That still gives the air plenty of time to accelerate the bullet to speed. Air Ordnance told me at the 2015 SHOT Show that they were getting as much as 180 foot-pounds from the Modoc, which is a lot for such a small caliber. That would be a 123-grain 9mm lead bullet moving at about 812 f.p.s. Lighter bullets and pellets can be expected to go even faster. We shall see.
The Modoc uses air cartridges. Three cartridges and a filling station come with the rifle. If you have an air compressor you can fill these 3 cartridges to 4,500 psi before leaving home, but when you fill in the field from a carbon fiber air tank the pressure in the tank is going to start dropping with the first fill. This is going to present a problem for me testing velocity. After the first 3 shots I will be filling the cartridges at the range from my tank and the pressure will star to drop.

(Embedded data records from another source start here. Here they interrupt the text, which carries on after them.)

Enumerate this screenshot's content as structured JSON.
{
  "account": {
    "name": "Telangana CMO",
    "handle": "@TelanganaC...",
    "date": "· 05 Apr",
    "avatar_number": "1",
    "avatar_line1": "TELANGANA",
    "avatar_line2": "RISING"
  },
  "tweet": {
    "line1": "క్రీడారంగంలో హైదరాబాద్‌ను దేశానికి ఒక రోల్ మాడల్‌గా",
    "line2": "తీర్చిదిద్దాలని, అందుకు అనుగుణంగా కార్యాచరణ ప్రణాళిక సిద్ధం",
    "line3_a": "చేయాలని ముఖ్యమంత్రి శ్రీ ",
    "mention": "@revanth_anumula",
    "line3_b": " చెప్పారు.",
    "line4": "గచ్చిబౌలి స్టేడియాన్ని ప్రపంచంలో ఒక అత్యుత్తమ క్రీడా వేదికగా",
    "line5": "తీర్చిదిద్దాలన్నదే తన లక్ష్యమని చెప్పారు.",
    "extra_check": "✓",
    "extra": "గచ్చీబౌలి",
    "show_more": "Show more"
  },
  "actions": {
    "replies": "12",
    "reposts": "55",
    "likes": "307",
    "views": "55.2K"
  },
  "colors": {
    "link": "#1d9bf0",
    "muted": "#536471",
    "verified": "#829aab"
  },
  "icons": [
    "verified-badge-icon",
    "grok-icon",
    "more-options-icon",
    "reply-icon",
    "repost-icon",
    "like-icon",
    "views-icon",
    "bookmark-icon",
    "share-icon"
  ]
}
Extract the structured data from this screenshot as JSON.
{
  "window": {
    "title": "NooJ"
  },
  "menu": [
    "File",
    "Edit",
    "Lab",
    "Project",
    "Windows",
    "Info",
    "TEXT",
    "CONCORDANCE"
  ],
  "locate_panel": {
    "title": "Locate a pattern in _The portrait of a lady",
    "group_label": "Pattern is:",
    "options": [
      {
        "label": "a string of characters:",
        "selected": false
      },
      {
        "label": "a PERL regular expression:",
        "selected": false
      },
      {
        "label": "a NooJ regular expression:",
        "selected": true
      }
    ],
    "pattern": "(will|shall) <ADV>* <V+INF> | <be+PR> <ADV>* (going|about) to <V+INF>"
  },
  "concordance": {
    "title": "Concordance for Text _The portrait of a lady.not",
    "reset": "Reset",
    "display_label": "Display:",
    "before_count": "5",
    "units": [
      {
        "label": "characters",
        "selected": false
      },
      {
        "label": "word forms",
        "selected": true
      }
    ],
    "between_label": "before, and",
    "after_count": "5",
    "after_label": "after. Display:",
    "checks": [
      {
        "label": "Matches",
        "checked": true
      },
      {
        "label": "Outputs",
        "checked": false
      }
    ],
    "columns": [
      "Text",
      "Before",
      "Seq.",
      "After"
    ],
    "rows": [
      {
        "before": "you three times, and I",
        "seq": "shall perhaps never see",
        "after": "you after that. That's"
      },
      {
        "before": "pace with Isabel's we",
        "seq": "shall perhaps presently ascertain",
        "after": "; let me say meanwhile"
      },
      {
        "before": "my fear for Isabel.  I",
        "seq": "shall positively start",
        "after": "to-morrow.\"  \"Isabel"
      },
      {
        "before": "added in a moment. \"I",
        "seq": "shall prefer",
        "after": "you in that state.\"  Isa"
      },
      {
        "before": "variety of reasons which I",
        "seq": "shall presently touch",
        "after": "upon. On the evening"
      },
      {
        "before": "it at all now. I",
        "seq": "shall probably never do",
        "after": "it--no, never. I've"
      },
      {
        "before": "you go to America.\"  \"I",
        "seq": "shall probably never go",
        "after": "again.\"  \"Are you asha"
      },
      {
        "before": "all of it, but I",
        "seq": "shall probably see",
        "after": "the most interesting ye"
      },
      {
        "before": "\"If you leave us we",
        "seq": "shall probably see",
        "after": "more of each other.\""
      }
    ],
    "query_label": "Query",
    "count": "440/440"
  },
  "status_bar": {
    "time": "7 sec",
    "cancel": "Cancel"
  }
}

There is no way around this without obtaining additional cartridges.
The steel air cartridge is filled with air and a bullet, then loaded into the rifle.
I will describe the air cartridges in detail in the next report. I will also explain how they work in the rifle. I will also show the cartridge fill station that comes with the rifle and describe how it works. For today, though, I have said all I’m going to.
The fill pressure is a severe limitation for the Modoc because it puts a real strain on the shooter. Many shooters do not have 4500 psi tanks yet, and the number of those who have compressors that go that high is smaller. I understand why the gun uses this pressure. The barrel is so long and the cartridge volume is so small that they need all the air they can pack into the space.
Of course the cartridge will function fine when filled to a pressure lower than 4500 psi. What it does to the gun’s accuracy at 50 yards, though, will be something we will find out together.
The Modoc is a long rifle — Air Ordnance says it’s fully 54-inches from stem to stern, but my tape measure says it’s 51.125-inches. It dwarfs most modern rifles — airgun and firearm. To find a gun case remember you need to get one that’s at least 52-inches long. I stuffed the test rifle into a Plano single scoped rifle case and it just fit. That case is 51.5 inches on the inside.
The gun is all metal and wood. The barrel is aluminum finished matte black and the blackened receiver is steel. Air Ordnance must have designed the receiver so it can’t be turned into a firearm, because BATF&E wouldn’t permit it to be sold without registration if it could.
The buttstock and forearm are walnut that’s stained dark brown. The wood is plain, but the stain is even and there is no wood filler to be seen. The forearm ends in a slight schnabel.
The gun is light but very well balanced heavy. The lightweight barrel does not pull down at the front.
The rifle comes with open sights front and rear. The front is a tall brass blade similar to a Kentucky rifle blade but much taller and the rear is a full buckhorn — a type of sight seldom seen these days. It’s a range-compensating sight, once you learn how to use it. The rear sight has a couple different notches to choose from and is adjustable for elevation, only. Some windage correction is possible by drifting both the front and rear sights sideways in their dovetail slots.
The front sight harkens back to the 1850s.
The full buckhorn rear sight has different notches to choose from. It adjusts for elevation only.
The rifle is supplied with Weaver bases that attach to the action and the barrel. So the gun can be scoped. I will do it, because the test wouldn’t be complete without it, but my personal preference is to use the open sights.
The rifle comes with Weaver bases that attach to the receiver and barrel.
We have a brand new big bore airgun to test. This one has a number of differences from other big bores that will make this an interesting test. There is so much new stuff that I will make a Part 2 to the introduction, and we will look at the air cartridges and filling station in that part. I’m learning this stuff right along with you, so stay tuned.